Q. Do you think that young scientists should take the entrepreneurial approach more often, so their work can have a larger impact on society? If so, what would you suggest they should do to prepare themselves?

I would like to see brilliant young scientists take more risks and unconventional paths in their careers, be it in entrepreneurship or in other directions. I feel there are many creative and intelligent young people who are pressured into closed, conventional approaches that don't allow them to access their imagination and strive to do something different. For the entrepreneurial approach, I suggest students reach out to their technology transfer departments to see if there are any entrepreneurial clubs or courses that they can participate in. Additionally, there are non-profit organizations such as VentureWell (formerly NCIIA) that are focused on bringing entrepreneurship to undergraduates, high schools, and even middle schools across the United States.

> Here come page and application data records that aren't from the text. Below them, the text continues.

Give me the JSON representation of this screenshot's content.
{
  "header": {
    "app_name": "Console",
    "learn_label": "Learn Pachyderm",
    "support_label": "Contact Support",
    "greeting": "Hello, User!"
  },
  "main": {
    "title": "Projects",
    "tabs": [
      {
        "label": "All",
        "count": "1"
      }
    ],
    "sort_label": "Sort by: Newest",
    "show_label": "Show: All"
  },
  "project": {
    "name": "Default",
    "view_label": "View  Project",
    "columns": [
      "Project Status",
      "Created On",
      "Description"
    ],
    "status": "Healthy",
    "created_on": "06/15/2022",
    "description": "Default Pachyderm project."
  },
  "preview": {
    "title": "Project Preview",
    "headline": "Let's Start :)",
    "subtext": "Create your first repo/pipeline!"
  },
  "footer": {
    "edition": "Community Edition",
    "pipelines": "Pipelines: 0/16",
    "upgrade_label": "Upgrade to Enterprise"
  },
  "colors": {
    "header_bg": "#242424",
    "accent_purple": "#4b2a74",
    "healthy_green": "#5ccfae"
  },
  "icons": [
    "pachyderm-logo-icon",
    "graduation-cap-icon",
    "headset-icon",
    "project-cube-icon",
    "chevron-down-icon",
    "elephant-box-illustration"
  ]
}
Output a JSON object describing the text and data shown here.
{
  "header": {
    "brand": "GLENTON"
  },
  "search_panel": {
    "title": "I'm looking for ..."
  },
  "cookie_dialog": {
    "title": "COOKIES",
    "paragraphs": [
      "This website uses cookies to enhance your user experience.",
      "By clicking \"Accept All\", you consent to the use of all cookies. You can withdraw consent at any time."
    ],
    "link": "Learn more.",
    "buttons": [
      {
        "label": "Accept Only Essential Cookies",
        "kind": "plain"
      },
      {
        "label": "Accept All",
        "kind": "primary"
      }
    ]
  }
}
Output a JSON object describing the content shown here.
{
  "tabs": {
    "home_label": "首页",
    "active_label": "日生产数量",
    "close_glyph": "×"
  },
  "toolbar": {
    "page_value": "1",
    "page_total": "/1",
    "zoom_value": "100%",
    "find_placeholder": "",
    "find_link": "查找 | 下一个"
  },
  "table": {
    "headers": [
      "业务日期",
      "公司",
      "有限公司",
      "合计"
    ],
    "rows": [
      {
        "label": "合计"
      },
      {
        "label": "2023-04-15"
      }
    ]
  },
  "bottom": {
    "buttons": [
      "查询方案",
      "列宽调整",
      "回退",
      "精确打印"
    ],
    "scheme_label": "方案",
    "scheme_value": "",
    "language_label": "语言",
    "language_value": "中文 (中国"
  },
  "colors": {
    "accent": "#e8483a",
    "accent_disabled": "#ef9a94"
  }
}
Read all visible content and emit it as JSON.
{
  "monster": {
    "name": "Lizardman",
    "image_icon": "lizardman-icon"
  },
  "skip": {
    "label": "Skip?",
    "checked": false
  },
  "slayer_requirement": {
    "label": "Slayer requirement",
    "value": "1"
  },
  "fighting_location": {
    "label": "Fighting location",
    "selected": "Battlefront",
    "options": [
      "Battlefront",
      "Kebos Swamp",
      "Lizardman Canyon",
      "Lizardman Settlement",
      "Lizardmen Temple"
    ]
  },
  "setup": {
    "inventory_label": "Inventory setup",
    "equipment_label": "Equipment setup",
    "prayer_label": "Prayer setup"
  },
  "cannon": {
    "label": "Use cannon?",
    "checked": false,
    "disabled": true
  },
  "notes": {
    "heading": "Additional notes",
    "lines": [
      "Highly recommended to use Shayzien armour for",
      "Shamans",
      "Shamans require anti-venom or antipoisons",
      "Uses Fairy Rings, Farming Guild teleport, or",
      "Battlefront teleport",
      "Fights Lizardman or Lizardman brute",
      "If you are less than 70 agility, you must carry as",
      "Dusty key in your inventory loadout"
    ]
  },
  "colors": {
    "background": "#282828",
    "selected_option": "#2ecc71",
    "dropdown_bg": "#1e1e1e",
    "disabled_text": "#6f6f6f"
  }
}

Q. Do you have any advice for other members of an EFRC?

Being a part of an EFRC gives you a great opportunity to meet people. Use this opportunity to broaden your network of students, postdocs, and scientists. A network of capable people is crucial for personal and professional development. Learn as much as you can in your EFRC. It is always easier to learn from experts and talented people than to try and figure things out on your own.

About the author(s):

  • Laila Jaber-Ansari is a Ph.D. candidate in Materials Science and Engineering at Northwestern University (Illinois), studying with Mark C. Hersam. She is a member of Center for Electrical Energy Storage, an Energy Frontier Research Center. She received her M. Eng. in Materials Science and Engineering from Northeastern University (Massachusetts) in 2009. Her research interests include application of carbon-based nanomaterials in advancing energy storage devices.

Disclaimer: The opinions in this newsletter are those of the individual authors and do not represent the views or position of the Department of Energy.